[Items from an interface collection]
= = =

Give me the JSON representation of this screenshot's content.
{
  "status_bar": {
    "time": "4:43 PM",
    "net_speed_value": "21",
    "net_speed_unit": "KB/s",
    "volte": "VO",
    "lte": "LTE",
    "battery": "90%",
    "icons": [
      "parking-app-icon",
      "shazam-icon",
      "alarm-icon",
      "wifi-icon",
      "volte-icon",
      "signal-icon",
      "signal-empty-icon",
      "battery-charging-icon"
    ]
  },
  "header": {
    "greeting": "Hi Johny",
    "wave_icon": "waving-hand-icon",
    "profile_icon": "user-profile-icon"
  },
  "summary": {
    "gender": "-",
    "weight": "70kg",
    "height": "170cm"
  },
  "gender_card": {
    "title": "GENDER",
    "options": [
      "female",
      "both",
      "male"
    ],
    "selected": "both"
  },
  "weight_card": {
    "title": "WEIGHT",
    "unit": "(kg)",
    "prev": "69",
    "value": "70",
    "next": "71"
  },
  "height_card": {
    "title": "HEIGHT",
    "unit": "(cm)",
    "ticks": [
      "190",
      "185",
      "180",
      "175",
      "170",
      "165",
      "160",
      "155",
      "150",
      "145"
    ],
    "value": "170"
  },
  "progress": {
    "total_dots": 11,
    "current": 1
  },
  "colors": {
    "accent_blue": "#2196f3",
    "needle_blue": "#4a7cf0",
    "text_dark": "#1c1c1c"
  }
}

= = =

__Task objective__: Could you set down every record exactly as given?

__Final answer__:
Give me the JSON representation of this screenshot's content.
{
  "status_bar": {
    "time": "4:43 PM",
    "net_speed_value": "21",
    "net_speed_unit": "KB/s",
    "volte": "VO",
    "lte": "LTE",
    "battery": "90%",
    "icons": [
      "parking-app-icon",
      "shazam-icon",
      "alarm-icon",
      "wifi-icon",
      "volte-icon",
      "signal-icon",
      "signal-empty-icon",
      "battery-charging-icon"
    ]
  },
  "header": {
    "greeting": "Hi Johny",
    "wave_icon": "waving-hand-icon",
    "profile_icon": "user-profile-icon"
  },
  "summary": {
    "gender": "-",
    "weight": "70kg",
    "height": "170cm"
  },
  "gender_card": {
    "title": "GENDER",
    "options": [
      "female",
      "both",
      "male"
    ],
    "selected": "both"
  },
  "weight_card": {
    "title": "WEIGHT",
    "unit": "(kg)",
    "prev": "69",
    "value": "70",
    "next": "71"
  },
  "height_card": {
    "title": "HEIGHT",
    "unit": "(cm)",
    "ticks": [
      "190",
      "185",
      "180",
      "175",
      "170",
      "165",
      "160",
      "155",
      "150",
      "145"
    ],
    "value": "170"
  },
  "progress": {
    "total_dots": 11,
    "current": 1
  },
  "colors": {
    "accent_blue": "#2196f3",
    "needle_blue": "#4a7cf0",
    "text_dark": "#1c1c1c"
  }
}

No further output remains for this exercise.